__Exercise description__.
Which lines of the records below contain the word "model"? Show each one.

__Data to examine__.
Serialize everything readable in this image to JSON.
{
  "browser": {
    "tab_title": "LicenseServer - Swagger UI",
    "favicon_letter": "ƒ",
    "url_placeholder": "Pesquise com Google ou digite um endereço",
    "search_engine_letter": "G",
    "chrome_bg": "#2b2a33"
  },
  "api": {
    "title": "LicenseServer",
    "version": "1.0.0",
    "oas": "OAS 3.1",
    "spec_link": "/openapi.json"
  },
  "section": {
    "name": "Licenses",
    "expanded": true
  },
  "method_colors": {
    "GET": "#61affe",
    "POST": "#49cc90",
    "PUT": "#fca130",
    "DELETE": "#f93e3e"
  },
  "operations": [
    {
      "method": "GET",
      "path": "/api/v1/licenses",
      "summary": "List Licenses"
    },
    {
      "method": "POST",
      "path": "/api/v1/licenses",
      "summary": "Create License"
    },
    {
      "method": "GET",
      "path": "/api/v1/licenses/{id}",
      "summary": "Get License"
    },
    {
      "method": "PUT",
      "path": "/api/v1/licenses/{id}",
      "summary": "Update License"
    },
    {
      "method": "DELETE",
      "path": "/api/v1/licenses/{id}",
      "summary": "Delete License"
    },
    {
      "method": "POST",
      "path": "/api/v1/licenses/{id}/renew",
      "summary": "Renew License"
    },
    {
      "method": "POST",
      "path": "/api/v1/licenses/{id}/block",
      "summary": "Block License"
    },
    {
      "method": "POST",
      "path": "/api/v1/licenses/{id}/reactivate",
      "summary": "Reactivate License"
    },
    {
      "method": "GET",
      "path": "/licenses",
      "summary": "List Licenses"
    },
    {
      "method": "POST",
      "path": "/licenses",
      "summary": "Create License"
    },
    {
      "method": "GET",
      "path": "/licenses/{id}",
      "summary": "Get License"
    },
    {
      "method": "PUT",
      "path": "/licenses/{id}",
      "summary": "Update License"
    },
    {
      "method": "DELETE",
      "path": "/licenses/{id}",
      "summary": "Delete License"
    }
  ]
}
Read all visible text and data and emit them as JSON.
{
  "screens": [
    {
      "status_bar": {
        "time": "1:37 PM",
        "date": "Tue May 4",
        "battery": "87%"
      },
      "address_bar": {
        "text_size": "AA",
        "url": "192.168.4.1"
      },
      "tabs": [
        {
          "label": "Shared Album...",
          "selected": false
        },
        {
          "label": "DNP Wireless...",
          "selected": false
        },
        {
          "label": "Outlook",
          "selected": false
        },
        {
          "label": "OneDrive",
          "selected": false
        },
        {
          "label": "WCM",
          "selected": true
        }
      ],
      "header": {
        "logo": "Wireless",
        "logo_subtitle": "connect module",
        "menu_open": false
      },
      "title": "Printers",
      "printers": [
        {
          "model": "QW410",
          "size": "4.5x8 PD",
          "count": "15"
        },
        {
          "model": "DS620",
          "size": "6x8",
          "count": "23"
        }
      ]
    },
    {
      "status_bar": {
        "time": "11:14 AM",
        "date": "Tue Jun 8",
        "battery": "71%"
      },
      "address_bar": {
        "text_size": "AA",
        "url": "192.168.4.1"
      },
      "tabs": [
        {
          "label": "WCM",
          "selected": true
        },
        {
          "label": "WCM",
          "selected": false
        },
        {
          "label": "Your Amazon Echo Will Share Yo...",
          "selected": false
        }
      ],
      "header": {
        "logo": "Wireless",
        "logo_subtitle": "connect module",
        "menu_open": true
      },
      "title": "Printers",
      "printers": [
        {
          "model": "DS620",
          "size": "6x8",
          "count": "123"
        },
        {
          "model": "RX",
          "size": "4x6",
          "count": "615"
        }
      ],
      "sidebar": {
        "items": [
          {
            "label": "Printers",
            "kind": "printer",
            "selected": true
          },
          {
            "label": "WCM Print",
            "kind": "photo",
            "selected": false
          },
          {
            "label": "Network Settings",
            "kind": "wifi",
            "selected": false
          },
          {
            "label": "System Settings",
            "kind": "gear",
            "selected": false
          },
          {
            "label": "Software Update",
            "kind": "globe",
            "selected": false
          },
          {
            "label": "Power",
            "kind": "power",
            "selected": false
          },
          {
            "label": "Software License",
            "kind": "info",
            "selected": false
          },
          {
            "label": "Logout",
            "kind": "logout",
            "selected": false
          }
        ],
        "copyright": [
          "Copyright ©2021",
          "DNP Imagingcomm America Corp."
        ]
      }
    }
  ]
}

__The completed task__.
          "model": "QW410",
          "model": "DS620",
          "model": "DS620",
          "model": "RX",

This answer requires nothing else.